What is being asked:
Each record should be copied exactly into the answer, and no picture should go with it.

Records to process:

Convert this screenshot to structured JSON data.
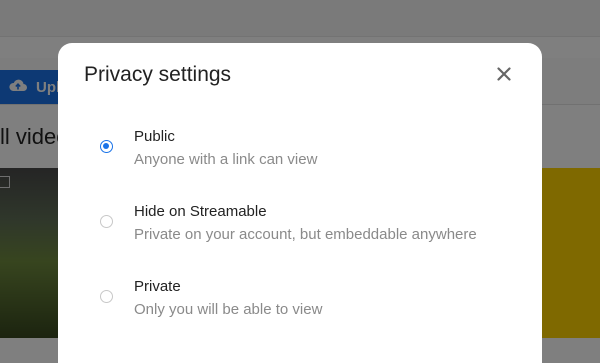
{
  "background": {
    "upload_label": "Upl",
    "section_title": "ll video"
  },
  "dialog": {
    "title": "Privacy settings",
    "close_icon": "close-icon",
    "options": [
      {
        "label": "Public",
        "description": "Anyone with a link can view",
        "selected": true
      },
      {
        "label": "Hide on Streamable",
        "description": "Private on your account, but embeddable anywhere",
        "selected": false
      },
      {
        "label": "Private",
        "description": "Only you will be able to view",
        "selected": false
      }
    ]
  },
  "colors": {
    "accent": "#1a73e8",
    "overlay": "rgba(0,0,0,0.5)",
    "thumbnail_accent": "#ffd200"
  }
}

Solution for this problem:
Convert this screenshot to structured JSON data.
{
  "background": {
    "upload_label": "Upl",
    "section_title": "ll video"
  },
  "dialog": {
    "title": "Privacy settings",
    "close_icon": "close-icon",
    "options": [
      {
        "label": "Public",
        "description": "Anyone with a link can view",
        "selected": true
      },
      {
        "label": "Hide on Streamable",
        "description": "Private on your account, but embeddable anywhere",
        "selected": false
      },
      {
        "label": "Private",
        "description": "Only you will be able to view",
        "selected": false
      }
    ]
  },
  "colors": {
    "accent": "#1a73e8",
    "overlay": "rgba(0,0,0,0.5)",
    "thumbnail_accent": "#ffd200"
  }
}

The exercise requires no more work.